§ TASK MATERIAL

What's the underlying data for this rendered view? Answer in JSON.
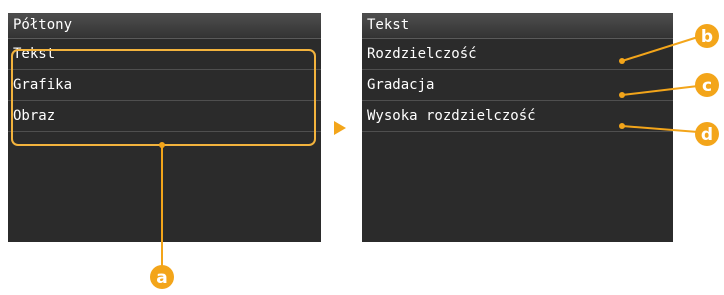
{
  "left_screen": {
    "title": "Półtony",
    "items": [
      "Tekst",
      "Grafika",
      "Obraz"
    ]
  },
  "right_screen": {
    "title": "Tekst",
    "items": [
      "Rozdzielczość",
      "Gradacja",
      "Wysoka rozdzielczość"
    ]
  },
  "callouts": {
    "a": "a",
    "b": "b",
    "c": "c",
    "d": "d"
  },
  "colors": {
    "accent": "#f3a51a",
    "screen_bg": "#2b2b2b",
    "text": "#ffffff"
  }
}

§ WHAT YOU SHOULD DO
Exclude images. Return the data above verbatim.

§ EXPECTED ANSWER
What's the underlying data for this rendered view? Answer in JSON.
{
  "left_screen": {
    "title": "Półtony",
    "items": [
      "Tekst",
      "Grafika",
      "Obraz"
    ]
  },
  "right_screen": {
    "title": "Tekst",
    "items": [
      "Rozdzielczość",
      "Gradacja",
      "Wysoka rozdzielczość"
    ]
  },
  "callouts": {
    "a": "a",
    "b": "b",
    "c": "c",
    "d": "d"
  },
  "colors": {
    "accent": "#f3a51a",
    "screen_bg": "#2b2b2b",
    "text": "#ffffff"
  }
}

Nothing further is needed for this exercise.